Data about app and page elements
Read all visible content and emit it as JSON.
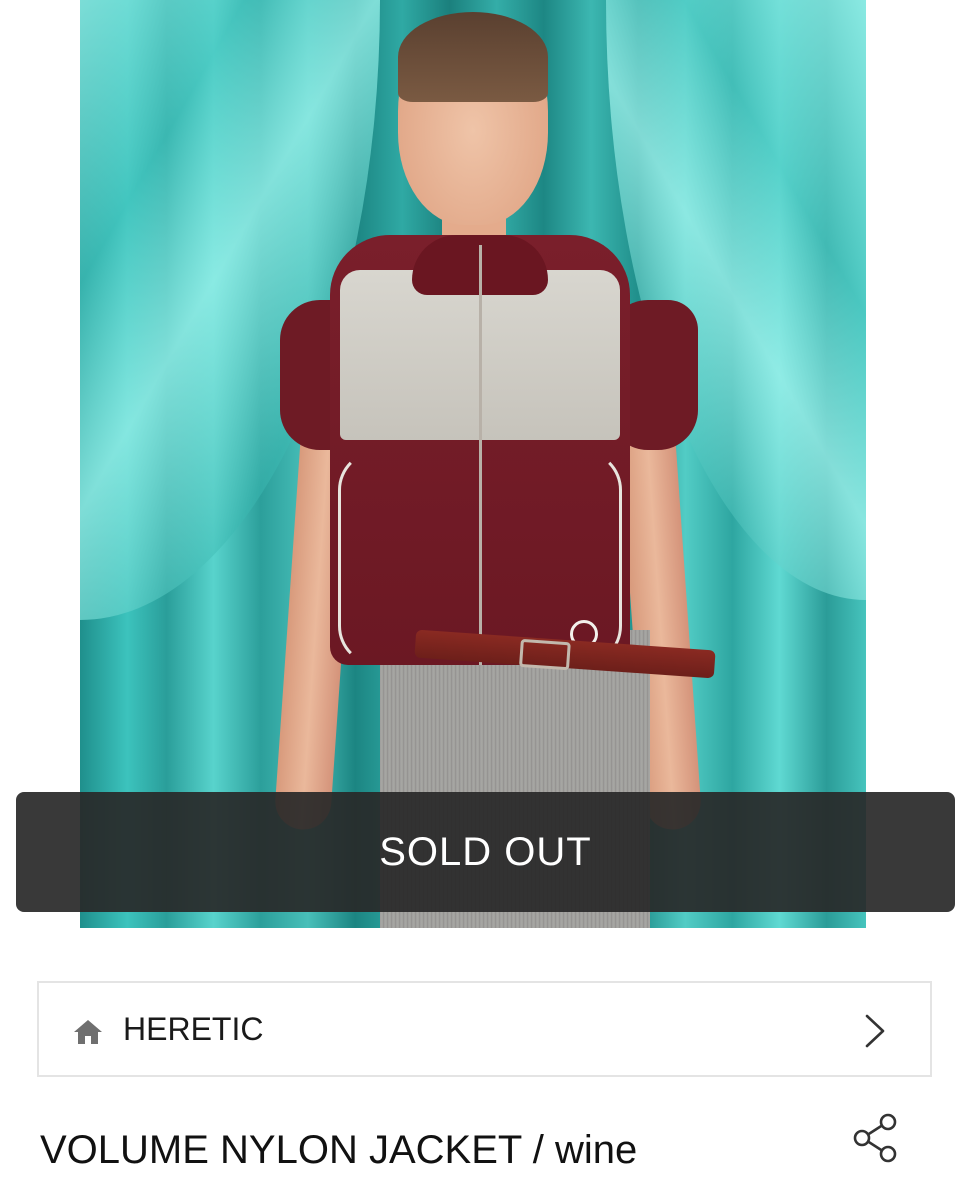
{
  "product": {
    "sold_out_label": "SOLD OUT",
    "title": "VOLUME NYLON JACKET / wine"
  },
  "brand": {
    "name": "HERETIC",
    "icon": "home-icon",
    "nav_icon": "chevron-right-icon"
  },
  "actions": {
    "share_icon": "share-icon"
  },
  "colors": {
    "overlay": "#282828",
    "background_curtain": "#3cc3bd",
    "jacket": "#7a1f2b"
  }
}
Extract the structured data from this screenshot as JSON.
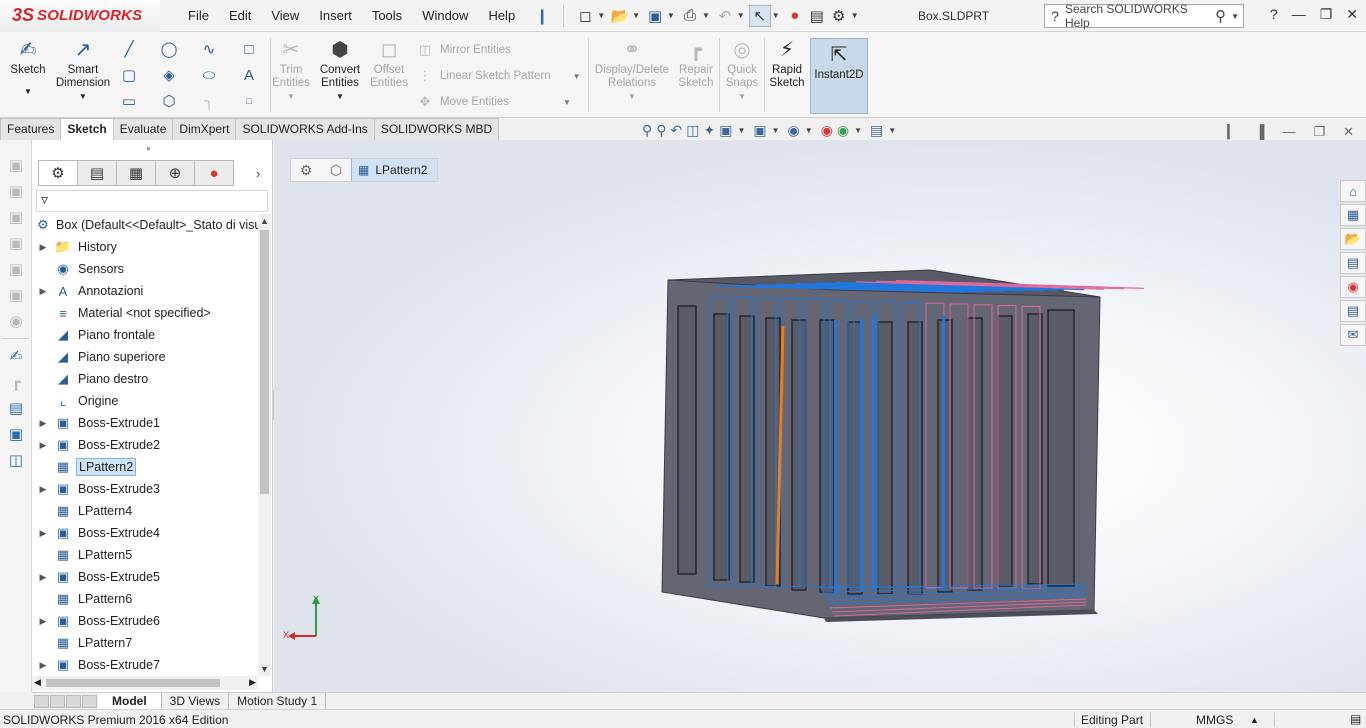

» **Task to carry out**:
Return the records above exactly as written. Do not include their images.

» **Expected answer**:
Read all visible content and emit it as JSON.
{
  "product": {
    "sold_out_label": "SOLD OUT",
    "title": "VOLUME NYLON JACKET / wine"
  },
  "brand": {
    "name": "HERETIC",
    "icon": "home-icon",
    "nav_icon": "chevron-right-icon"
  },
  "actions": {
    "share_icon": "share-icon"
  },
  "colors": {
    "overlay": "#282828",
    "background_curtain": "#3cc3bd",
    "jacket": "#7a1f2b"
  }
}
Extract the structured data from this screenshot as JSON.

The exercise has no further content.